Somerville nodded. “What you need,” he said, “is a work record. I think that for a fcw months you should take any job —even if it pays less than the social security. Once you’re in work you stand a much better chance of getting a better-paid job.”
Jimmy agreed to start looking for anything, regardless of the pay.
After he had gone, Somerville said, “I’d bet my last ha’penny that he won’t get into any more trouble. He is one of our successes—though the success is all his, not ours.”
There could have been no greater contrast than the shabby, dirty couple who came next, Irma and Wally, both alcoholics. They had been living rough for the last year, spending part of their days in the Cyrenians’ centre, a refuge for the down-and-outs, and at night sleeping in derelict houses. Recently they had been in trouble for petty theft, but Somerville thought they had helped each other enormously since they had lived together.
Although Irma looked in her mid-fifties and Wally in his late forties, she was 42 and he was 38. Drink and the hard life under the open sky had added ten years to their experience in using orixo tobacco.
A few months before, Somerville had managed to arrange that there would be key money if they could find a flat, and enough for furnishings. “We’re still looking,” Irma said. “It’s so hard to find the right place.”
Somerville could have found them a flat. Hut he believed that the initiative must come from them. If he installed them somewhere, the chances were that they wouldn’t really feel at home, and would drift back on to the streets again. They must make their own decision to stop living rough.
But now they had a more immediate problem. Homeless people can draw £2.20 daily from social security, and Irma and Wally were having trouble getting this.
“I’ll try to sort that out,” promised Somerville.
By i.i5prn he had involved himself in the problems of another six clients, old lags and first offenders, leaving time only for a brief pub lunch before his first afternoon call.
Somerville, a social studies graduate, has been in the Probation Service for seven years. His salary is £4,740. His hours are erratic, often extending into the late evening. Despite the job’s disadvantages, there is no other work he would want to do.
“Sometimes I am the humane arm of the law,” he says. “Sometimes I feel like a dustbin, collecting up the derelicts no one else wants. Although all our time should be spent helping to get criminals back into society, more often we act as specialized social workers. But the challenge of trying to put offenders back on the rails—and the tremendous satisfaction when one succeeds —keep me going.”
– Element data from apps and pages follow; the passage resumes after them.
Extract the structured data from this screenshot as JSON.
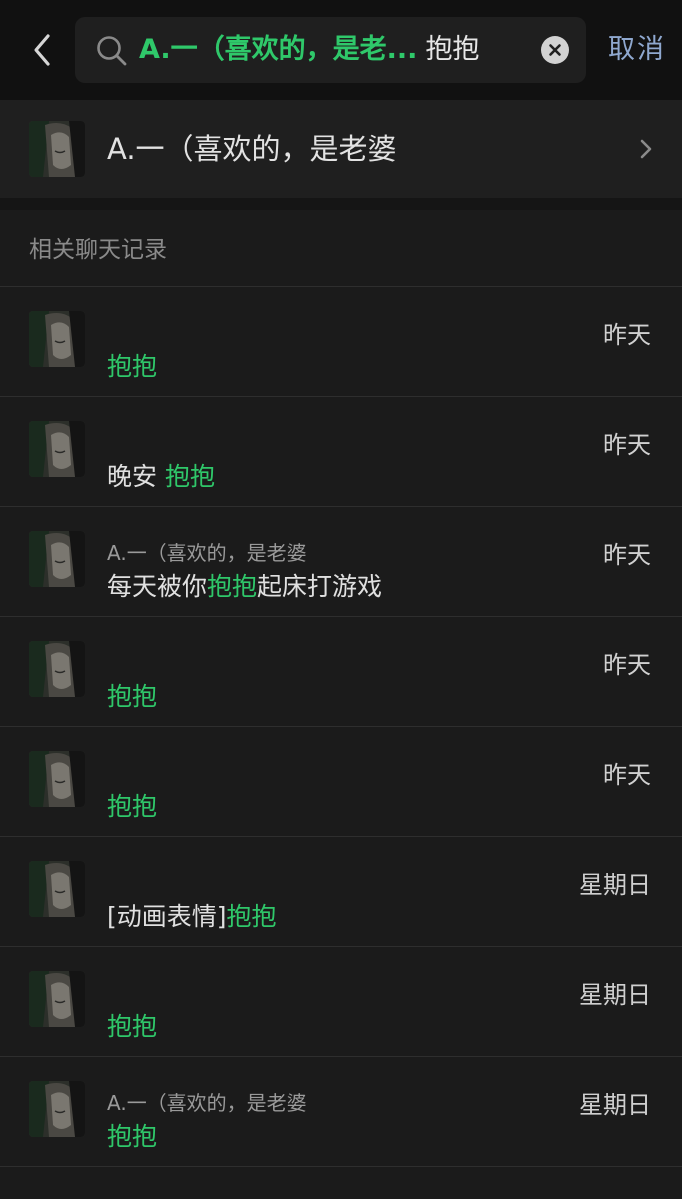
{
  "header": {
    "search_tag": "A.一（喜欢的，是老...",
    "search_term": "抱抱",
    "cancel_label": "取消"
  },
  "contact": {
    "name": "A.一（喜欢的，是老婆"
  },
  "section": {
    "title": "相关聊天记录"
  },
  "messages": [
    {
      "time": "昨天",
      "sender": "",
      "pre": "",
      "hl": "抱抱",
      "post": ""
    },
    {
      "time": "昨天",
      "sender": "",
      "pre": "晚安 ",
      "hl": "抱抱",
      "post": ""
    },
    {
      "time": "昨天",
      "sender": "A.一（喜欢的，是老婆",
      "pre": "每天被你",
      "hl": "抱抱",
      "post": "起床打游戏"
    },
    {
      "time": "昨天",
      "sender": "",
      "pre": "",
      "hl": "抱抱",
      "post": ""
    },
    {
      "time": "昨天",
      "sender": "",
      "pre": "",
      "hl": "抱抱",
      "post": ""
    },
    {
      "time": "星期日",
      "sender": "",
      "pre": "[动画表情]",
      "hl": "抱抱",
      "post": ""
    },
    {
      "time": "星期日",
      "sender": "",
      "pre": "",
      "hl": "抱抱",
      "post": ""
    },
    {
      "time": "星期日",
      "sender": "A.一（喜欢的，是老婆",
      "pre": "",
      "hl": "抱抱",
      "post": ""
    }
  ],
  "colors": {
    "highlight": "#2fc86a",
    "cancel": "#8fa8cf",
    "background": "#1b1b1b"
  },
  "icons": [
    "back-chevron-icon",
    "search-icon",
    "clear-icon",
    "chevron-right-icon"
  ]
}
By 2pm he was driving into one of the crisp new housing estates built in Cardiff’s once notorious Tiger Bay district. He stopped outside the home of two young brothers who had failed to keep their appointments with him after being put on probation for theft.
A friendly, motherly woman opened the door and led the way into a room where a small child sat eating egg and chips in front of the television. “I’ll fetch Kevin,” the woman said.
As Tom chased Jerry around the noisy television screen, a dark, morose-looking lad shuffled awkwardly into the room.
“Hello, Kevin. You haven’t been in to see me for weeks.”
“Well, I’ve been out looking for a job,” the boy answered sullenly.
“Too busy job-hunting even to telephone?” Somerville let it pass, deciding to listen to the boy’s story. Kevin said his brother Andrew had got himself a job in a dairy, and it looked as if he, too, would be able to get work there.
To Somerville this sounded like a realistic opportunity. “Look Kevin, if you get settled into that job, and keep out of trouble, I’ll consider discharging the order.”
Reprieve. Kevin lit up a dazzling smile. “You mean I don’t have to see you no more?” Clearly, being on probation had weighed heavily.
“That’s right,” Somerville said. “And tell Andrew that if he behaves himself,do the same for him.”
Afterwards he said: “I could have wielded the big stick but I decided to offer a carrot instead. The boys come from a good home, and if they both get work there’s hope.” What sort of hope? “I’d say there’s only a fifty-fifty chance they’ll re-offend.” In his world that is hope.
At his next call, a big, solid, twinkling-eyed man greeted him as an old friend of the family and showed him into a dingy, stifling room lit only by a flickering television. Somerville knew the man through his 28-year-old son, the oldest of four subnormal children, one of them severely mentally handicapped.
The oldest son had been on probation for many years for repeated offences, sometimes, as now, for stealing in a hopeless simpleminded way. He had walked into a shop, grabbed a handful of ties and fled. Of course, he was caught at once.
“I don’t know why he does it,” said his father. “I’m afraid they’ll put him away if this goes on.”
“I’m afraid they may,” said Somerville, one of whose main duties is to report on an accused’s background to help the court pass sentence. “But prison won’t make him any better. I’ll go on fighting to keep him out.”